Activity
Please report every line in the material below where the word "Logged" is found.

++++++++++

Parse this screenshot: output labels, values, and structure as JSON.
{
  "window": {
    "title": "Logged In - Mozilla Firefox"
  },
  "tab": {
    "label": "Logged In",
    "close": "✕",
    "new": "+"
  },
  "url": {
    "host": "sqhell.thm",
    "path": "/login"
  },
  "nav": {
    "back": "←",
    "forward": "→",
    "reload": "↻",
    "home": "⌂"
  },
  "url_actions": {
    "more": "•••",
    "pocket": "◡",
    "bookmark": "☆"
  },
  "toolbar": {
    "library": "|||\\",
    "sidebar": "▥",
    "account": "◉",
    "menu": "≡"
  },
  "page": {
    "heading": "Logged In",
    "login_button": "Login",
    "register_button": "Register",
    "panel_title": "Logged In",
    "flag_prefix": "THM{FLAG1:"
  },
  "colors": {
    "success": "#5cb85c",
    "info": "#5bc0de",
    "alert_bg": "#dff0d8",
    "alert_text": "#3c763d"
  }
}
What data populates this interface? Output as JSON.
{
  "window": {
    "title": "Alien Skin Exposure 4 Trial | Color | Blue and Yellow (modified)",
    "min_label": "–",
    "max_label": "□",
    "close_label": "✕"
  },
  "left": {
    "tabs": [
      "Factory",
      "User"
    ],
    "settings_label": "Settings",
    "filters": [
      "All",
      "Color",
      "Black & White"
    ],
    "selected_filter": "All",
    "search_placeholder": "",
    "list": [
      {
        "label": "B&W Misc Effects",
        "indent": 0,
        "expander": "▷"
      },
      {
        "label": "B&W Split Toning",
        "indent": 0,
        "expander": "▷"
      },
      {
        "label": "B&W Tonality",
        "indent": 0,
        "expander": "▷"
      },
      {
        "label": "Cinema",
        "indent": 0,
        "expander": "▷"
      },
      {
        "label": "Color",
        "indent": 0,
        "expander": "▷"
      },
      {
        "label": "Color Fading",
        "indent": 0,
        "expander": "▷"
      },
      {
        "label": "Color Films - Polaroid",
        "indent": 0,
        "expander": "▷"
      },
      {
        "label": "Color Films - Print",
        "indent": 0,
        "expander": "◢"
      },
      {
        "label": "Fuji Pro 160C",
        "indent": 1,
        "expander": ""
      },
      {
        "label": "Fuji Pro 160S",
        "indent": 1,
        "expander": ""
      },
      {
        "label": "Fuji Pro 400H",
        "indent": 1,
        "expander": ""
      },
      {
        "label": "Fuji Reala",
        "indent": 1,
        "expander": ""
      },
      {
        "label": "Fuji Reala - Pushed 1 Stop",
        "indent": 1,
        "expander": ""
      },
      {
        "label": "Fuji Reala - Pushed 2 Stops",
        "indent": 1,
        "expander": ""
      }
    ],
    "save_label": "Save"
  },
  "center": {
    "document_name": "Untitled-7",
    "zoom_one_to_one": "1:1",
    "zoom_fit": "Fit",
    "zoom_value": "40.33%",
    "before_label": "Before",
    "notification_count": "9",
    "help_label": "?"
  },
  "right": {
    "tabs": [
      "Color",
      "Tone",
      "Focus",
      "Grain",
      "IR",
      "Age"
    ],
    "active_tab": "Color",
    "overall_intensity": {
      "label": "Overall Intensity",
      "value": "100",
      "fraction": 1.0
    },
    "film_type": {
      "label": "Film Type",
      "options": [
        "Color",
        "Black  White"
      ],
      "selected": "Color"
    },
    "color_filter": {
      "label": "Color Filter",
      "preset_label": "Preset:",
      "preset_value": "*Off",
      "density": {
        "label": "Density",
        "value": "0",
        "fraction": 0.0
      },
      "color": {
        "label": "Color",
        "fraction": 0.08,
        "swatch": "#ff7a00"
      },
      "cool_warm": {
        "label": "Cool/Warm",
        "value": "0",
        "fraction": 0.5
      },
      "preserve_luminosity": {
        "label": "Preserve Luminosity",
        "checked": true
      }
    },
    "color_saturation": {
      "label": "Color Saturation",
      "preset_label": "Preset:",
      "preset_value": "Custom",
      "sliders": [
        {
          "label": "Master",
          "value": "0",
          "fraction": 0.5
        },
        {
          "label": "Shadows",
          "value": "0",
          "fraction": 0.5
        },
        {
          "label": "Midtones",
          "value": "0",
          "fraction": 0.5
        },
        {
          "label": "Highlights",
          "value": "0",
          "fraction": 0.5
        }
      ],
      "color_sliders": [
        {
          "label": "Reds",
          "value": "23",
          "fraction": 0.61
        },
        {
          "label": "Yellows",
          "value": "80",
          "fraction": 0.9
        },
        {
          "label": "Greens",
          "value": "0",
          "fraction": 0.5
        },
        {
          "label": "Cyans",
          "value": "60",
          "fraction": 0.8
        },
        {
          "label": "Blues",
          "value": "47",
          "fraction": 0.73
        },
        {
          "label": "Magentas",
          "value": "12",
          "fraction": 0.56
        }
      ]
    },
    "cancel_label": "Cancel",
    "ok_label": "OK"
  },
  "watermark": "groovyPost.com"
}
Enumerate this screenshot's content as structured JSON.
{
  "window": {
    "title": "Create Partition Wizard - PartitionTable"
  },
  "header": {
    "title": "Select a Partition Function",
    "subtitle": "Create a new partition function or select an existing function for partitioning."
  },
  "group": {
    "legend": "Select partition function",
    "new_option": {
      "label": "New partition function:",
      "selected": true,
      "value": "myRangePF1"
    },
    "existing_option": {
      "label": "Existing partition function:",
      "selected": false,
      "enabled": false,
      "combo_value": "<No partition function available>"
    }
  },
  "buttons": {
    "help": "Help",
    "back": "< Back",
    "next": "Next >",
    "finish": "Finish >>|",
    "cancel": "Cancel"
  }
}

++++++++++

Written solution
    "title": "Logged In - Mozilla Firefox"
    "label": "Logged In",
    "heading": "Logged In",
    "panel_title": "Logged In",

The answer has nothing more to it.